Anyway, these summoning mechanics are often tweaked by the player community to create unique scenarios. A popular meta-function is the ‘Fight Club,’ in which the hosting player will summon multiple Red Phantoms at once. The Red Phantoms will then duel each other instead of attacking the host, giving everyone present a chance to accumulate souls from the defeated. The Host sometimes acts as a regulator of the event, decorating the arena and healing the victors of a match with an area-of-effect spell called ‘Warmth,’ since Red Phantoms are unable to heal themselves through normal conventions. Of course with no implemented rule system for these scenarios, regulation falls to the players, bringing morals and ethics back into play.
(Above: a standard Fight Club.)
The opposite of the Fight Club scenario is the ‘Gank Squad,’ where a player will be summoned as a Red Phantom only to find themselves cornered by a team of White Phantoms summoned by the host. ‘Ganks’ usually end in defeat for the summoned Red Phantom. Managing to survive this 3 on 1 fight is an ecstatic and glorious feeling, with players who have done so tending to boast on Reddit about their achievement.
(Above: a Gank Squad: not who you want to see when being summoned as a Red Phantom.)
But what matters most, I think, and is interesting about these situations is how the players have chosen to conduct themselves. They have found ways to subvert and twist the system of morals designed by the game developers in order to suit their own ends! Just like politicians and bankers and corporations!!!!

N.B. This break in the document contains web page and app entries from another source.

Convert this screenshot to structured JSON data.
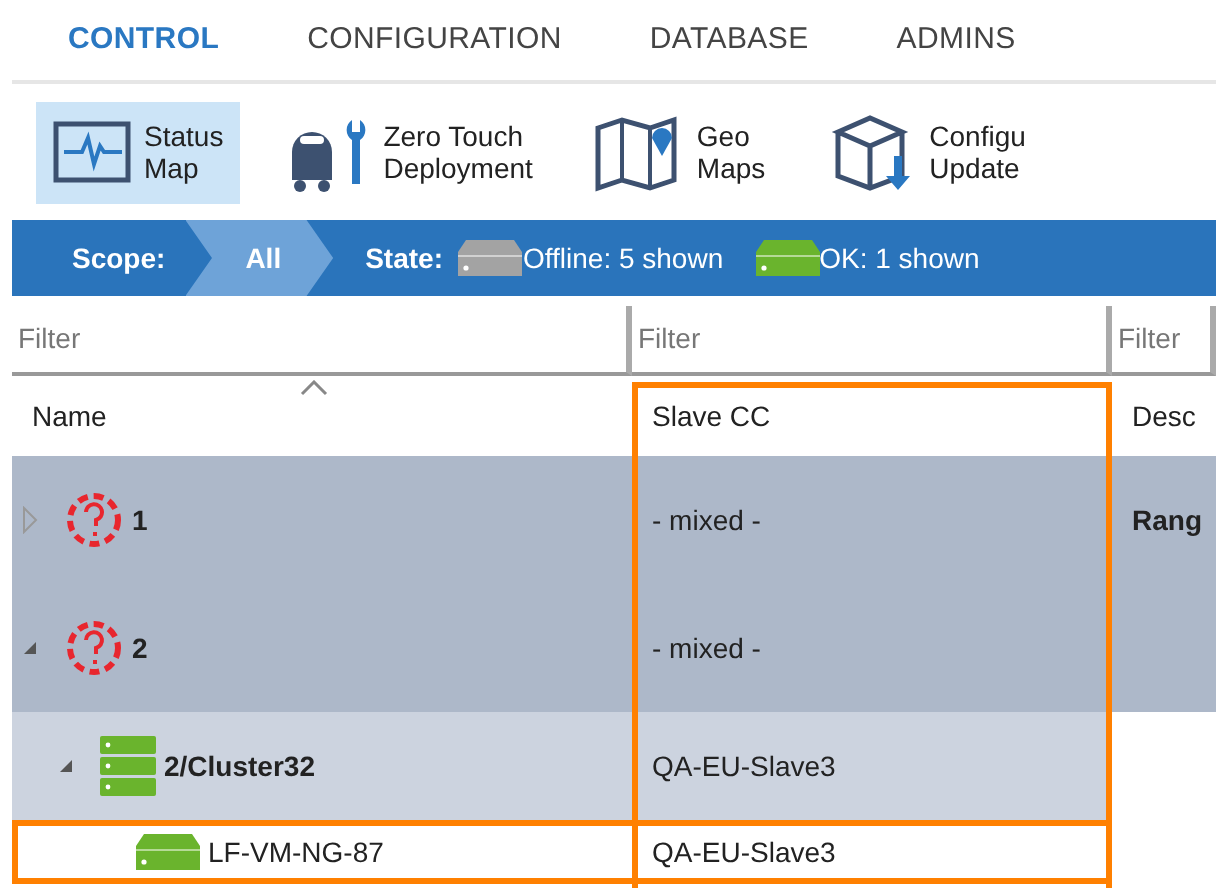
{
  "nav_tabs": [
    {
      "label": "CONTROL",
      "selected": true
    },
    {
      "label": "CONFIGURATION",
      "selected": false
    },
    {
      "label": "DATABASE",
      "selected": false
    },
    {
      "label": "ADMINS",
      "selected": false
    }
  ],
  "toolbar": [
    {
      "kind": "pulse",
      "lines": [
        "Status",
        "Map"
      ],
      "selected": true
    },
    {
      "kind": "robot",
      "lines": [
        "Zero Touch",
        "Deployment"
      ],
      "selected": false
    },
    {
      "kind": "map",
      "lines": [
        "Geo",
        "Maps"
      ],
      "selected": false
    },
    {
      "kind": "box",
      "lines": [
        "Configu",
        "Update"
      ],
      "selected": false
    }
  ],
  "scope_bar": {
    "scope_label": "Scope:",
    "scope_value": "All",
    "state_label": "State:",
    "states": [
      {
        "label": "Offline: 5 shown",
        "color": "#a3a3a3"
      },
      {
        "label": "OK: 1 shown",
        "color": "#6ab42d"
      }
    ]
  },
  "table": {
    "filters": [
      "Filter",
      "Filter",
      "Filter"
    ],
    "columns": [
      {
        "label": "Name",
        "sorted": true
      },
      {
        "label": "Slave CC",
        "highlighted": true
      },
      {
        "label": "Desc",
        "highlighted": false
      }
    ],
    "rows": [
      {
        "kind": "unknown",
        "name": "1",
        "expanded": false,
        "slave_cc": "- mixed -",
        "column_3": "Rang",
        "focused": false
      },
      {
        "kind": "unknown",
        "name": "2",
        "expanded": true,
        "slave_cc": "- mixed -",
        "focused": false,
        "children": [
          {
            "kind": "cluster",
            "name": "2/Cluster32",
            "expanded": true,
            "slave_cc": "QA-EU-Slave3",
            "focused": false,
            "children": [
              {
                "kind": "server",
                "name": "LF-VM-NG-87",
                "slave_cc": "QA-EU-Slave3",
                "focused": true
              }
            ]
          }
        ]
      }
    ]
  }
}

If the themes and story-line of the Souls games can be seen as metaphor for the current state of global civilization, the multi-player communities become a reflection of human nature. Is self-interest our only goal? Are those in power willing to sacrifice the rest of us to save themselves, or can the world somehow set aside it’s many differences in the pursuit of “jolly co-operation” and mutual survival?